* TASK DETAILS:
What you return should match the data below exactly, with every entry reproduced.

* TASK INPUTS:
<<<<

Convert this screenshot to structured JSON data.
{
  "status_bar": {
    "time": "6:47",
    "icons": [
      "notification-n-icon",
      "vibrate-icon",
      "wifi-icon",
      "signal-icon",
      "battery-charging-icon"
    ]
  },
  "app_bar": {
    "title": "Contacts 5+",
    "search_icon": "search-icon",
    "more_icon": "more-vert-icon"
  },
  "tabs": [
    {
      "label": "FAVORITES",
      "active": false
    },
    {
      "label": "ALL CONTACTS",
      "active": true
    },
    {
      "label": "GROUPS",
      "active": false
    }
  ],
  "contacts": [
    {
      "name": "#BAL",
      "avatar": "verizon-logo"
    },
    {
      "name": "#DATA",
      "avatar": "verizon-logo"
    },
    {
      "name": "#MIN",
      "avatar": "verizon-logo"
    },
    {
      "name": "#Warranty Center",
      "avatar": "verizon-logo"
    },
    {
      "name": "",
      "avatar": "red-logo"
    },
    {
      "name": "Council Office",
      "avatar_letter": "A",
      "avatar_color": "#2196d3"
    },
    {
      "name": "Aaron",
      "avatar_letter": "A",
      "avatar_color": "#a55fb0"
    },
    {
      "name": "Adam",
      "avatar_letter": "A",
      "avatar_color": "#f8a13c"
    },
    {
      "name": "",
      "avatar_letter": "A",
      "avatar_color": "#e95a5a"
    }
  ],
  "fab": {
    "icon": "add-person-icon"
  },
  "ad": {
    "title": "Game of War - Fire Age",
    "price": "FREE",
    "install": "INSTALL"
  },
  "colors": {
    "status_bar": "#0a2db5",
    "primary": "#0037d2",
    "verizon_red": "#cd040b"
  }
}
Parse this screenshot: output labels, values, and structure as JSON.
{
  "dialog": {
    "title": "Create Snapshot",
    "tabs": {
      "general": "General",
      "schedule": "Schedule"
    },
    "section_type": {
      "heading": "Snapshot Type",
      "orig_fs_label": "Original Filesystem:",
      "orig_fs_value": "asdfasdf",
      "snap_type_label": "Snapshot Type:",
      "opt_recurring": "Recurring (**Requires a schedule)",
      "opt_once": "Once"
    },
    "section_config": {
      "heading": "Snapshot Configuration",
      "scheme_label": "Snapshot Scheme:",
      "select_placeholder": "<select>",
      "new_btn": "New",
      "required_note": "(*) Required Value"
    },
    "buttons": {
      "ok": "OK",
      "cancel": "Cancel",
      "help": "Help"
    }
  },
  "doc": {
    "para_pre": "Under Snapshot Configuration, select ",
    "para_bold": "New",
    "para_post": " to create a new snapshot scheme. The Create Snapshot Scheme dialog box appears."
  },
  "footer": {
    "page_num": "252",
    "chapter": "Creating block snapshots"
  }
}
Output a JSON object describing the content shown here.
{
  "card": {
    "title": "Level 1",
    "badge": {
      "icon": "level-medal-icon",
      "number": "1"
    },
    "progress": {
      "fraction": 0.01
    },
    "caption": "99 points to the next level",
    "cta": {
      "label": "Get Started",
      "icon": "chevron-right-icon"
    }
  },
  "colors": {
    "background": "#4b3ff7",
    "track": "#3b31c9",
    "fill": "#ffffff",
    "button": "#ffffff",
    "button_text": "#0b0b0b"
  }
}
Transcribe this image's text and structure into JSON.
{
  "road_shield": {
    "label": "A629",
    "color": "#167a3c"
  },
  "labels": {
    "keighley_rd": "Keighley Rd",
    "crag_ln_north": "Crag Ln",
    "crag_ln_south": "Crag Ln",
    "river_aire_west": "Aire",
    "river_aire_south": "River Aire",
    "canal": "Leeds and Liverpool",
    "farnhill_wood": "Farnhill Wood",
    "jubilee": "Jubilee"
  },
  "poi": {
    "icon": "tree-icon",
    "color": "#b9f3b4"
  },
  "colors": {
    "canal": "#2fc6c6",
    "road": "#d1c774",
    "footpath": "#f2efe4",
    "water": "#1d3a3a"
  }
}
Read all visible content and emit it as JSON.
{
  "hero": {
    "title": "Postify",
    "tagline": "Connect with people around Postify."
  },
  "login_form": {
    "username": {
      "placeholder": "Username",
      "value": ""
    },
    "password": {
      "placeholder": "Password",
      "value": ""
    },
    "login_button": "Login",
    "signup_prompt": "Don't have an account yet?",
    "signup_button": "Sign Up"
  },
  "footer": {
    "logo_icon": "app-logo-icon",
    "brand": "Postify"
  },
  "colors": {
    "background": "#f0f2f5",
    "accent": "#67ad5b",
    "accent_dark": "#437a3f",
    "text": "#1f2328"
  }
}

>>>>

* SOLUTION TO THIS TASK:
Convert this screenshot to structured JSON data.
{
  "status_bar": {
    "time": "6:47",
    "icons": [
      "notification-n-icon",
      "vibrate-icon",
      "wifi-icon",
      "signal-icon",
      "battery-charging-icon"
    ]
  },
  "app_bar": {
    "title": "Contacts 5+",
    "search_icon": "search-icon",
    "more_icon": "more-vert-icon"
  },
  "tabs": [
    {
      "label": "FAVORITES",
      "active": false
    },
    {
      "label": "ALL CONTACTS",
      "active": true
    },
    {
      "label": "GROUPS",
      "active": false
    }
  ],
  "contacts": [
    {
      "name": "#BAL",
      "avatar": "verizon-logo"
    },
    {
      "name": "#DATA",
      "avatar": "verizon-logo"
    },
    {
      "name": "#MIN",
      "avatar": "verizon-logo"
    },
    {
      "name": "#Warranty Center",
      "avatar": "verizon-logo"
    },
    {
      "name": "",
      "avatar": "red-logo"
    },
    {
      "name": "Council Office",
      "avatar_letter": "A",
      "avatar_color": "#2196d3"
    },
    {
      "name": "Aaron",
      "avatar_letter": "A",
      "avatar_color": "#a55fb0"
    },
    {
      "name": "Adam",
      "avatar_letter": "A",
      "avatar_color": "#f8a13c"
    },
    {
      "name": "",
      "avatar_letter": "A",
      "avatar_color": "#e95a5a"
    }
  ],
  "fab": {
    "icon": "add-person-icon"
  },
  "ad": {
    "title": "Game of War - Fire Age",
    "price": "FREE",
    "install": "INSTALL"
  },
  "colors": {
    "status_bar": "#0a2db5",
    "primary": "#0037d2",
    "verizon_red": "#cd040b"
  }
}
Parse this screenshot: output labels, values, and structure as JSON.
{
  "dialog": {
    "title": "Create Snapshot",
    "tabs": {
      "general": "General",
      "schedule": "Schedule"
    },
    "section_type": {
      "heading": "Snapshot Type",
      "orig_fs_label": "Original Filesystem:",
      "orig_fs_value": "asdfasdf",
      "snap_type_label": "Snapshot Type:",
      "opt_recurring": "Recurring (**Requires a schedule)",
      "opt_once": "Once"
    },
    "section_config": {
      "heading": "Snapshot Configuration",
      "scheme_label": "Snapshot Scheme:",
      "select_placeholder": "<select>",
      "new_btn": "New",
      "required_note": "(*) Required Value"
    },
    "buttons": {
      "ok": "OK",
      "cancel": "Cancel",
      "help": "Help"
    }
  },
  "doc": {
    "para_pre": "Under Snapshot Configuration, select ",
    "para_bold": "New",
    "para_post": " to create a new snapshot scheme. The Create Snapshot Scheme dialog box appears."
  },
  "footer": {
    "page_num": "252",
    "chapter": "Creating block snapshots"
  }
}
Output a JSON object describing the content shown here.
{
  "card": {
    "title": "Level 1",
    "badge": {
      "icon": "level-medal-icon",
      "number": "1"
    },
    "progress": {
      "fraction": 0.01
    },
    "caption": "99 points to the next level",
    "cta": {
      "label": "Get Started",
      "icon": "chevron-right-icon"
    }
  },
  "colors": {
    "background": "#4b3ff7",
    "track": "#3b31c9",
    "fill": "#ffffff",
    "button": "#ffffff",
    "button_text": "#0b0b0b"
  }
}
Transcribe this image's text and structure into JSON.
{
  "road_shield": {
    "label": "A629",
    "color": "#167a3c"
  },
  "labels": {
    "keighley_rd": "Keighley Rd",
    "crag_ln_north": "Crag Ln",
    "crag_ln_south": "Crag Ln",
    "river_aire_west": "Aire",
    "river_aire_south": "River Aire",
    "canal": "Leeds and Liverpool",
    "farnhill_wood": "Farnhill Wood",
    "jubilee": "Jubilee"
  },
  "poi": {
    "icon": "tree-icon",
    "color": "#b9f3b4"
  },
  "colors": {
    "canal": "#2fc6c6",
    "road": "#d1c774",
    "footpath": "#f2efe4",
    "water": "#1d3a3a"
  }
}
Read all visible content and emit it as JSON.
{
  "hero": {
    "title": "Postify",
    "tagline": "Connect with people around Postify."
  },
  "login_form": {
    "username": {
      "placeholder": "Username",
      "value": ""
    },
    "password": {
      "placeholder": "Password",
      "value": ""
    },
    "login_button": "Login",
    "signup_prompt": "Don't have an account yet?",
    "signup_button": "Sign Up"
  },
  "footer": {
    "logo_icon": "app-logo-icon",
    "brand": "Postify"
  },
  "colors": {
    "background": "#f0f2f5",
    "accent": "#67ad5b",
    "accent_dark": "#437a3f",
    "text": "#1f2328"
  }
}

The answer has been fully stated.